WORK TO COMPLETE:
Output each line of the data below exactly, omitting any image.
Segment Open
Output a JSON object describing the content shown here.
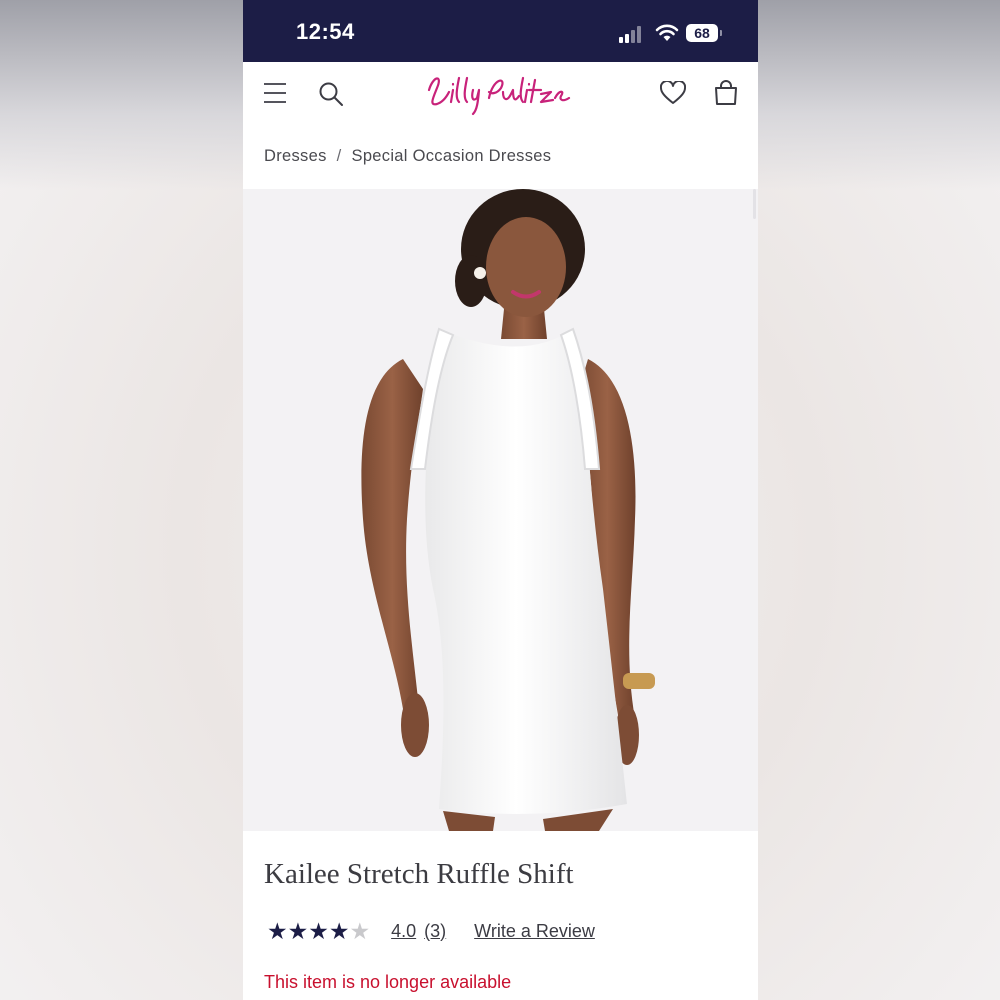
{
  "status_bar": {
    "time": "12:54",
    "battery": "68"
  },
  "header": {
    "brand": "Lilly Pulitzer",
    "icons": [
      "menu-icon",
      "search-icon",
      "heart-icon",
      "bag-icon"
    ]
  },
  "breadcrumb": {
    "items": [
      "Dresses",
      "Special Occasion Dresses"
    ],
    "separator": "/"
  },
  "product": {
    "title": "Kailee Stretch Ruffle Shift",
    "rating": {
      "stars_filled": 4,
      "stars_total": 5,
      "value": "4.0",
      "count": "(3)",
      "write_review": "Write a Review"
    },
    "availability": "This item is no longer available"
  },
  "colors": {
    "navy": "#1c1d46",
    "brand_pink": "#c8227a",
    "alert_red": "#c8102e"
  }
}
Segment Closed
ANSWER BOX:
Output a JSON object describing the content shown here.
{
  "status_bar": {
    "time": "12:54",
    "battery": "68"
  },
  "header": {
    "brand": "Lilly Pulitzer",
    "icons": [
      "menu-icon",
      "search-icon",
      "heart-icon",
      "bag-icon"
    ]
  },
  "breadcrumb": {
    "items": [
      "Dresses",
      "Special Occasion Dresses"
    ],
    "separator": "/"
  },
  "product": {
    "title": "Kailee Stretch Ruffle Shift",
    "rating": {
      "stars_filled": 4,
      "stars_total": 5,
      "value": "4.0",
      "count": "(3)",
      "write_review": "Write a Review"
    },
    "availability": "This item is no longer available"
  },
  "colors": {
    "navy": "#1c1d46",
    "brand_pink": "#c8227a",
    "alert_red": "#c8102e"
  }
}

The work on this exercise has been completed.